[8] Prem C. Pandey, , Ashish Kumar Pandey, Dheeraj S. Chauhan. Nanocomposite of Prussian blue based sensor for l-cysteine: Synergetic effect of nanostructured gold and palladium on electrocatalysis. Electrochimica Acta 2012, 74. 23-31.

[9] Swift, J. A. The electron histochemistry of cystine-containing proteins in thin transverse sections of human hair. J. Roy. Microsc. Soc. 1968, 88 449.

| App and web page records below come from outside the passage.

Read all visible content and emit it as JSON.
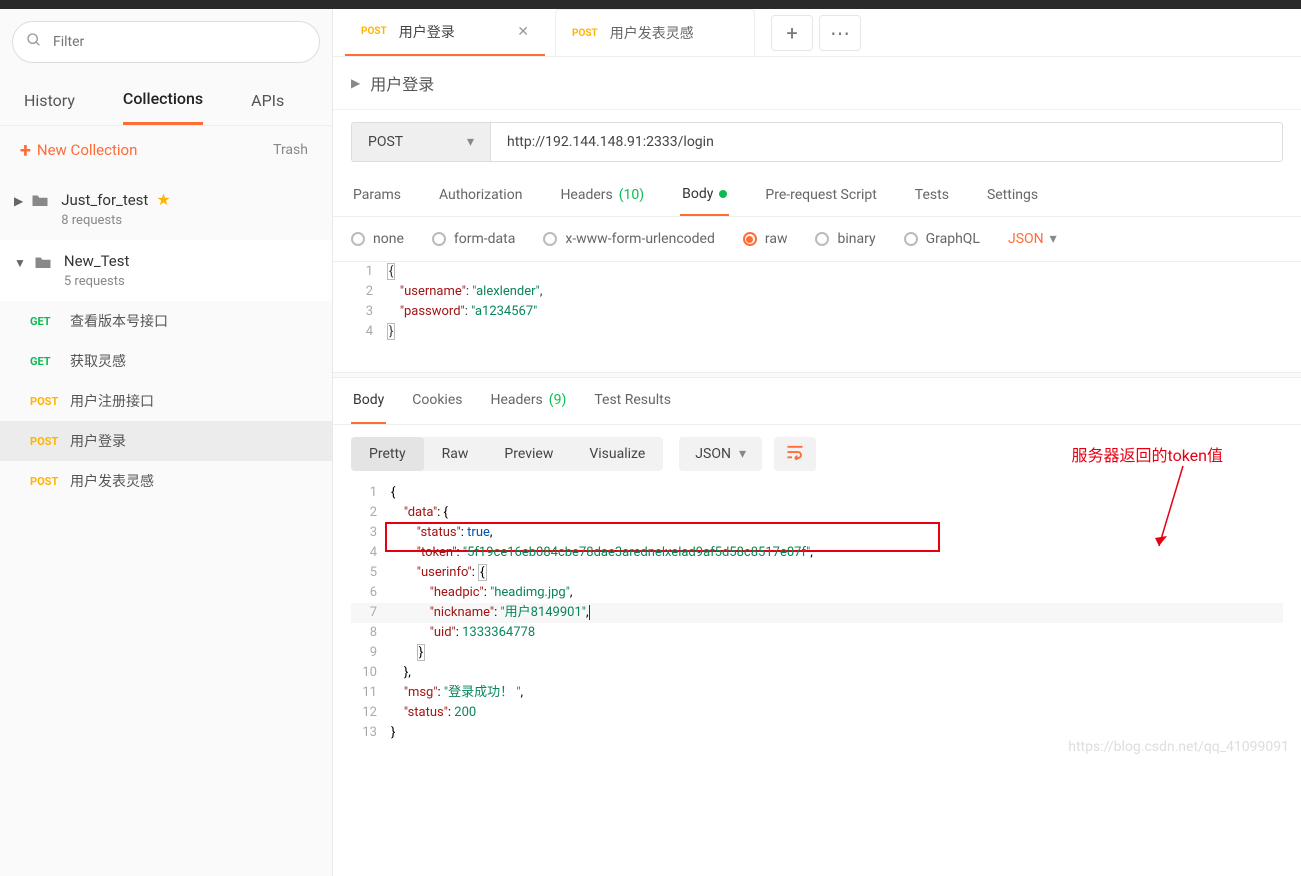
{
  "sidebar": {
    "filter_placeholder": "Filter",
    "tabs": {
      "history": "History",
      "collections": "Collections",
      "apis": "APIs"
    },
    "new_collection": "New Collection",
    "trash": "Trash",
    "collections": [
      {
        "name": "Just_for_test",
        "sub": "8 requests",
        "starred": true,
        "expanded": false
      },
      {
        "name": "New_Test",
        "sub": "5 requests",
        "starred": false,
        "expanded": true
      }
    ],
    "requests": [
      {
        "method": "GET",
        "name": "查看版本号接口"
      },
      {
        "method": "GET",
        "name": "获取灵感"
      },
      {
        "method": "POST",
        "name": "用户注册接口"
      },
      {
        "method": "POST",
        "name": "用户登录",
        "active": true
      },
      {
        "method": "POST",
        "name": "用户发表灵感"
      }
    ]
  },
  "tabs": [
    {
      "method": "POST",
      "name": "用户登录",
      "active": true
    },
    {
      "method": "POST",
      "name": "用户发表灵感",
      "active": false
    }
  ],
  "breadcrumb": "用户登录",
  "request": {
    "method": "POST",
    "url": "http://192.144.148.91:2333/login",
    "req_tabs": {
      "params": "Params",
      "auth": "Authorization",
      "headers": "Headers",
      "headers_count": "(10)",
      "body": "Body",
      "prereq": "Pre-request Script",
      "tests": "Tests",
      "settings": "Settings"
    },
    "body_types": {
      "none": "none",
      "formdata": "form-data",
      "xwww": "x-www-form-urlencoded",
      "raw": "raw",
      "binary": "binary",
      "graphql": "GraphQL"
    },
    "raw_type": "JSON",
    "body_json": {
      "username": "alexlender",
      "password": "a1234567"
    }
  },
  "response": {
    "tabs": {
      "body": "Body",
      "cookies": "Cookies",
      "headers": "Headers",
      "headers_count": "(9)",
      "tests": "Test Results"
    },
    "views": {
      "pretty": "Pretty",
      "raw": "Raw",
      "preview": "Preview",
      "visualize": "Visualize"
    },
    "format": "JSON",
    "annotation": "服务器返回的token值",
    "json": {
      "data": {
        "status": true,
        "token": "5f19ce16eb084cbe78dae3arednelxelad9af5d58c8517e07f",
        "userinfo": {
          "headpic": "headimg.jpg",
          "nickname": "用户8149901",
          "uid": 1333364778
        }
      },
      "msg": "登录成功！ ",
      "status": 200
    }
  },
  "watermark": "https://blog.csdn.net/qq_41099091"
}
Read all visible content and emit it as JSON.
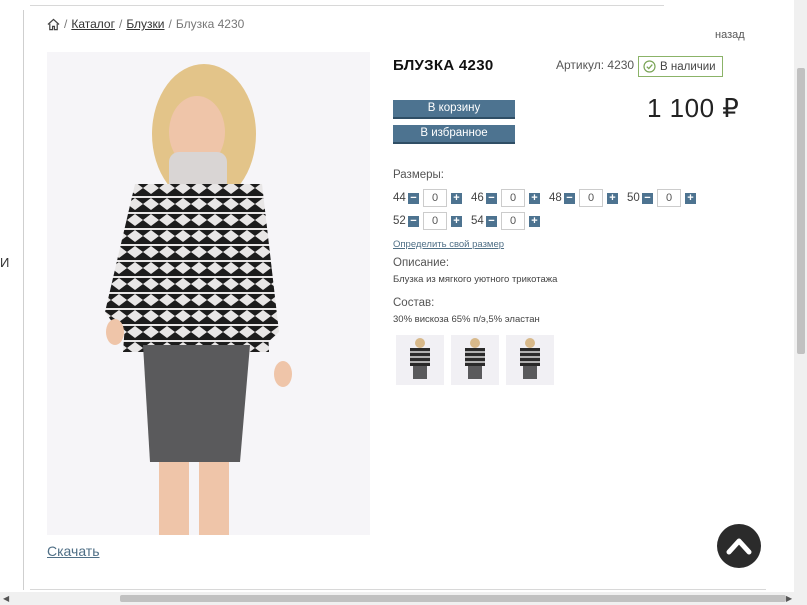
{
  "breadcrumb": {
    "sep": "/",
    "catalog": "Каталог",
    "category": "Блузки",
    "current": "Блузка 4230"
  },
  "back_label": "назад",
  "left_stub": "И",
  "product": {
    "title": "БЛУЗКА 4230",
    "article": "Артикул: 4230",
    "stock": "В наличии",
    "price": "1 100 ₽",
    "cart_label": "В корзину",
    "favorite_label": "В избранное"
  },
  "sizes": {
    "label": "Размеры:",
    "items": [
      {
        "size": "44",
        "qty": "0"
      },
      {
        "size": "46",
        "qty": "0"
      },
      {
        "size": "48",
        "qty": "0"
      },
      {
        "size": "50",
        "qty": "0"
      },
      {
        "size": "52",
        "qty": "0"
      },
      {
        "size": "54",
        "qty": "0"
      }
    ],
    "help_link": "Определить свой размер"
  },
  "description": {
    "label": "Описание:",
    "text": "Блузка из мягкого уютного трикотажа"
  },
  "composition": {
    "label": "Состав:",
    "text": "30% вискоза 65% п/э,5% эластан"
  },
  "download_label": "Скачать",
  "colors": {
    "accent": "#4d7390",
    "stock_border": "#8bb368",
    "link": "#4f6f86"
  }
}
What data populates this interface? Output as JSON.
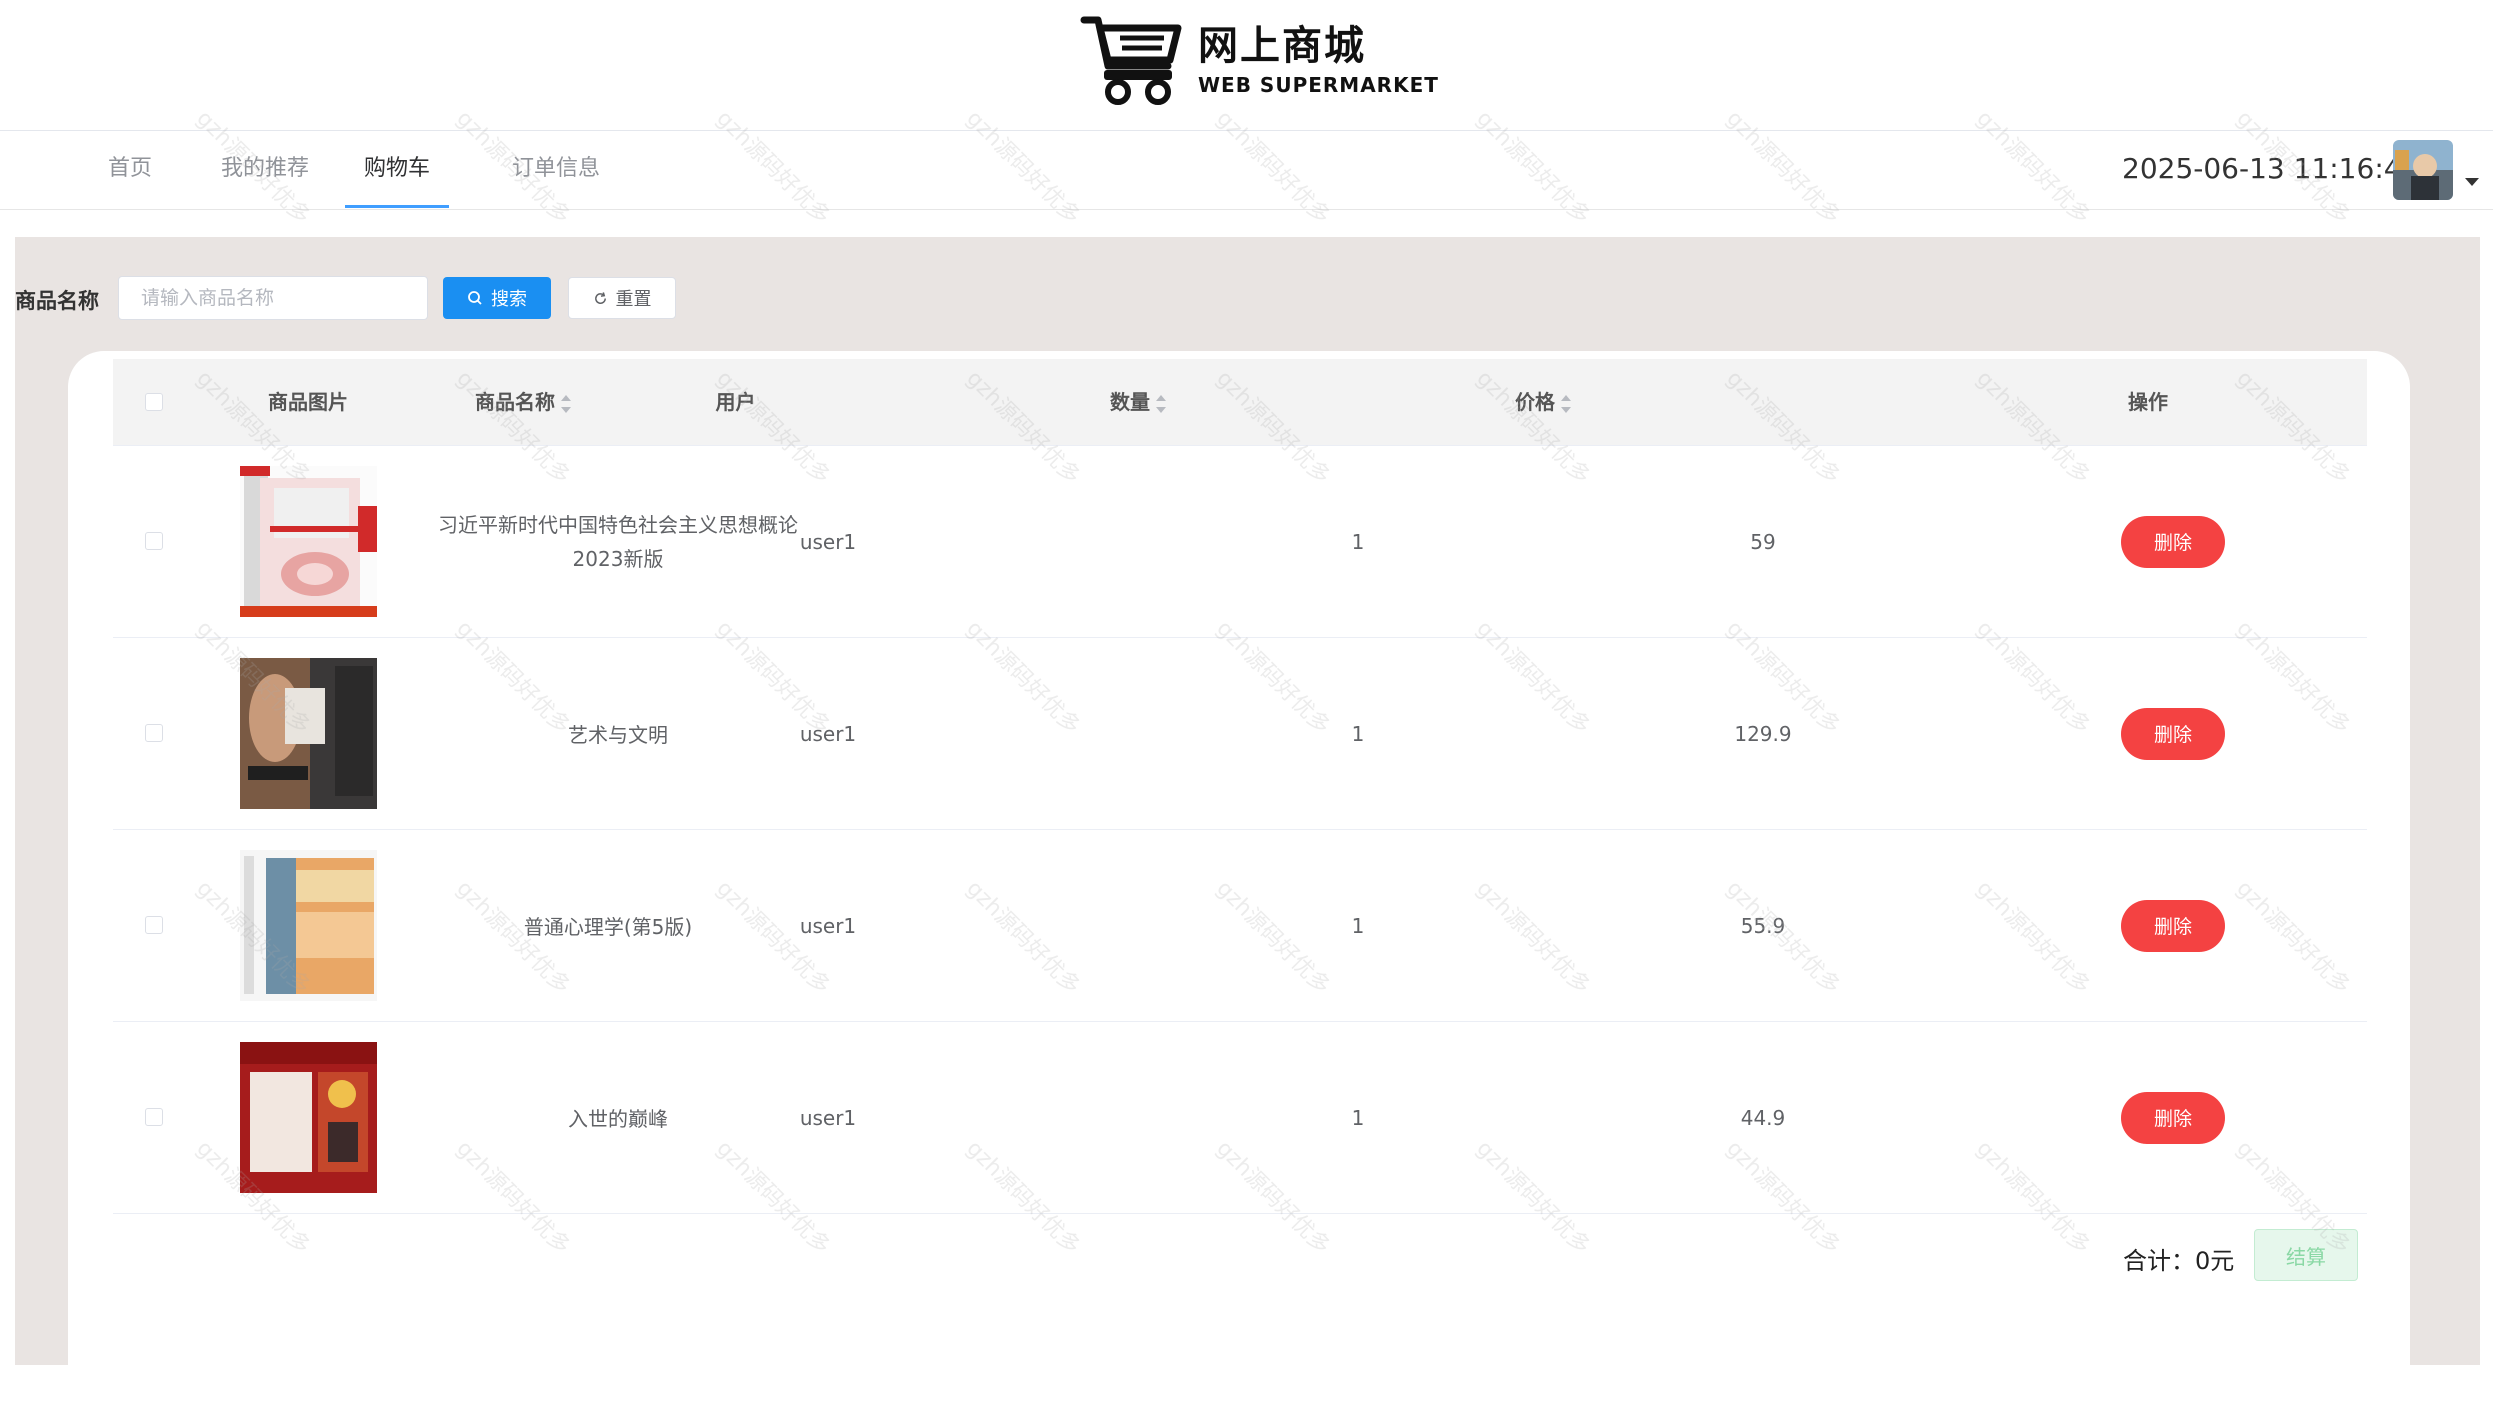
{
  "header": {
    "logo_cn": "网上商城",
    "logo_en": "WEB SUPERMARKET",
    "datetime": "2025-06-13 11:16:45"
  },
  "nav": {
    "items": [
      {
        "label": "首页",
        "active": false
      },
      {
        "label": "我的推荐",
        "active": false
      },
      {
        "label": "购物车",
        "active": true
      },
      {
        "label": "订单信息",
        "active": false
      }
    ]
  },
  "search": {
    "label": "商品名称",
    "placeholder": "请输入商品名称",
    "search_button": "搜索",
    "reset_button": "重置"
  },
  "table": {
    "headers": {
      "image": "商品图片",
      "name": "商品名称",
      "user": "用户",
      "count": "数量",
      "price": "价格",
      "action": "操作"
    },
    "rows": [
      {
        "name": "习近平新时代中国特色社会主义思想概论 2023新版",
        "user": "user1",
        "count": "1",
        "price": "59",
        "action": "删除"
      },
      {
        "name": "艺术与文明",
        "user": "user1",
        "count": "1",
        "price": "129.9",
        "action": "删除"
      },
      {
        "name": "普通心理学(第5版)",
        "user": "user1",
        "count": "1",
        "price": "55.9",
        "action": "删除"
      },
      {
        "name": "入世的巅峰",
        "user": "user1",
        "count": "1",
        "price": "44.9",
        "action": "删除"
      }
    ]
  },
  "footer": {
    "total": "合计：0元",
    "checkout_button": "结算"
  },
  "watermark": "gzh源码好优多",
  "colors": {
    "primary": "#409eff",
    "danger": "#f44242",
    "success_light": "#e6f7ec",
    "background": "#e9e4e2"
  }
}
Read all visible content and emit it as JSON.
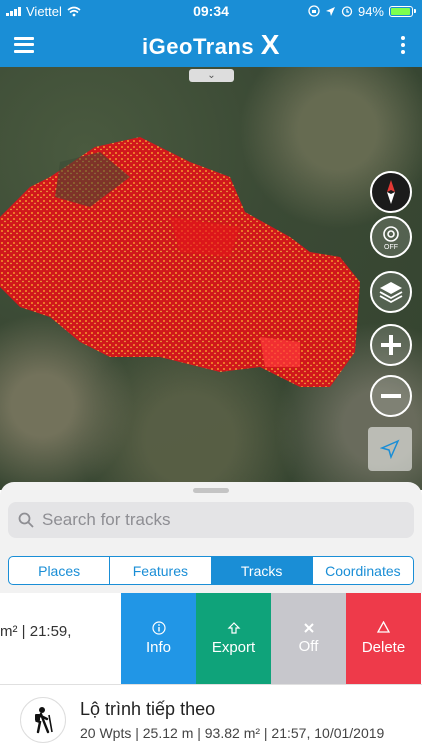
{
  "status": {
    "carrier": "Viettel",
    "time": "09:34",
    "battery": "94%",
    "battery_level": 0.94
  },
  "nav": {
    "title_main": "iGeoTrans ",
    "title_x": "X"
  },
  "search": {
    "placeholder": "Search for tracks"
  },
  "tabs": [
    {
      "label": "Places",
      "active": false
    },
    {
      "label": "Features",
      "active": false
    },
    {
      "label": "Tracks",
      "active": true
    },
    {
      "label": "Coordinates",
      "active": false
    }
  ],
  "row1": {
    "peek_text": "m² | 21:59,",
    "actions": [
      {
        "label": "Info",
        "icon": "info-icon",
        "color": "#2196e6"
      },
      {
        "label": "Export",
        "icon": "upload-icon",
        "color": "#0fa37a"
      },
      {
        "label": "Off",
        "icon": "close-icon",
        "color": "#c7c7cc"
      },
      {
        "label": "Delete",
        "icon": "recycle-icon",
        "color": "#ee3a4a"
      }
    ]
  },
  "row2": {
    "name": "Lộ trình tiếp theo",
    "meta": "20 Wpts | 25.12 m | 93.82 m² | 21:57, 10/01/2019",
    "icon": "hiker-icon"
  },
  "map_buttons": {
    "gps_off_label": "OFF"
  },
  "colors": {
    "brand": "#1a8ed6",
    "heat": "#e4161b"
  }
}
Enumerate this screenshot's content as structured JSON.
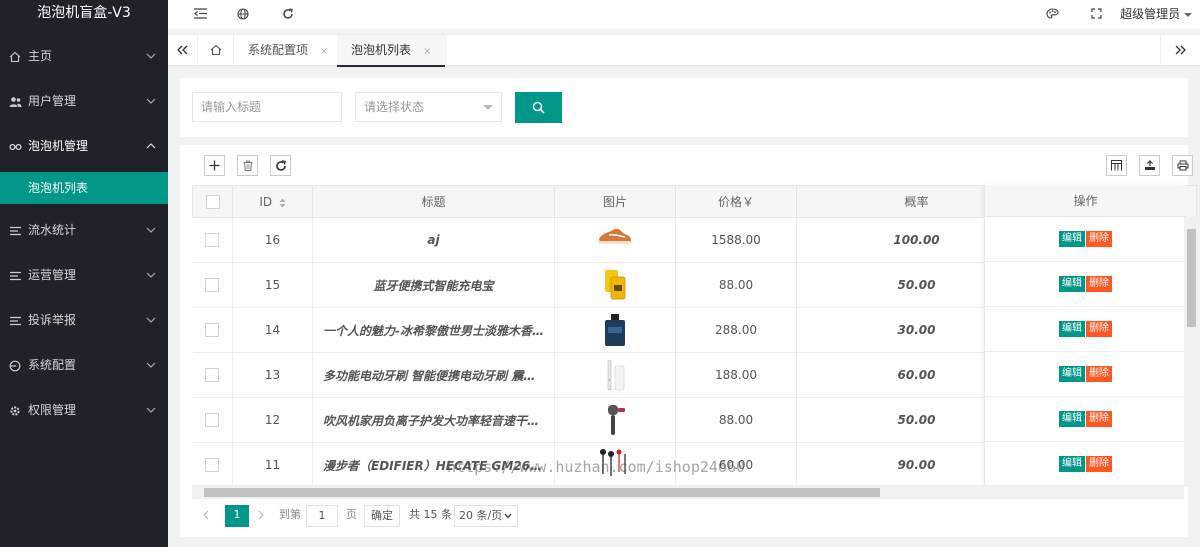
{
  "app": {
    "title": "泡泡机盲盒-V3"
  },
  "sidebar": {
    "items": [
      {
        "label": "主页",
        "icon": "home-icon"
      },
      {
        "label": "用户管理",
        "icon": "users-icon"
      },
      {
        "label": "泡泡机管理",
        "icon": "link-icon",
        "expanded": true
      },
      {
        "label": "流水统计",
        "icon": "list-icon"
      },
      {
        "label": "运营管理",
        "icon": "list-icon"
      },
      {
        "label": "投诉举报",
        "icon": "list-icon"
      },
      {
        "label": "系统配置",
        "icon": "settings-icon"
      },
      {
        "label": "权限管理",
        "icon": "gear-icon"
      }
    ],
    "sub_active": "泡泡机列表"
  },
  "header": {
    "user": "超级管理员"
  },
  "tabs": [
    {
      "label": "系统配置项",
      "close": "×"
    },
    {
      "label": "泡泡机列表",
      "close": "×",
      "active": true
    }
  ],
  "search": {
    "title_placeholder": "请输入标题",
    "status_placeholder": "请选择状态"
  },
  "table": {
    "columns": [
      "ID",
      "标题",
      "图片",
      "价格￥",
      "概率",
      "操作"
    ],
    "rows": [
      {
        "id": "16",
        "title": "aj",
        "image": "sneaker",
        "price": "1588.00",
        "rate": "100.00"
      },
      {
        "id": "15",
        "title": "蓝牙便携式智能充电宝",
        "image": "powerbank",
        "price": "88.00",
        "rate": "50.00"
      },
      {
        "id": "14",
        "title": "一个人的魅力-冰希黎傲世男士淡雅木香…",
        "image": "perfume",
        "price": "288.00",
        "rate": "30.00"
      },
      {
        "id": "13",
        "title": "多功能电动牙刷 智能便携电动牙刷 震动…",
        "image": "toothbrush",
        "price": "188.00",
        "rate": "60.00"
      },
      {
        "id": "12",
        "title": "吹风机家用负离子护发大功率轻音速干电…",
        "image": "hairdryer",
        "price": "88.00",
        "rate": "50.00"
      },
      {
        "id": "11",
        "title": "漫步者（EDIFIER）HECATE GM260入…",
        "image": "earphones",
        "price": "60.00",
        "rate": "90.00"
      }
    ],
    "edit_label": "编辑",
    "delete_label": "删除"
  },
  "pager": {
    "current_page": "1",
    "goto_label": "到第",
    "goto_value": "1",
    "page_unit": "页",
    "confirm_label": "确定",
    "total_label": "共 15 条",
    "page_size": "20 条/页"
  },
  "watermark": "https://www.huzhan.com/ishop24660",
  "colors": {
    "accent": "#009688",
    "danger": "#ff5722",
    "sidebar": "#20222a"
  }
}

[10] Lin-Chi Chen, Kuo-Chuan Ho. Multimode optoelectrochemical detection of cysteine based on an electrochromic Prussian blue electrode. Sensors and Actuators B: Chemical 2008 130,1: 418-424

[11]  V.D. Neff, Electrochemical oxidation and reduction of thin films of Prussian blue. J. Electrochem. Soc. 1978 128, 886-887.

[12] A. Demirbas. Effect of Prussian Blue on Organic Sulfur of Coal in Aqueous Medium. Energy Sources, Part A: Recovery, Utilization, and Environmental Effects 2007 29 2:161-167

[13] Swift J.A., Bews B. The chemistry of human hair cuticle II: The isolation and amino acid analysis of the cell membranes and A-layer. J. Soc. Cosmet. Chem. 1974, 25 355-366.

 

 

* Corresponding Author: Abraham A. Embi, 13442 SW 102 Lane, Miami, Florida 33186, USA. Email: embi21@att.net

Copyright © 2016 by the Author | Published by the Journal of Nature and Science (JNSCI) | www.jnsci.org | Los Angeles, CA, USA.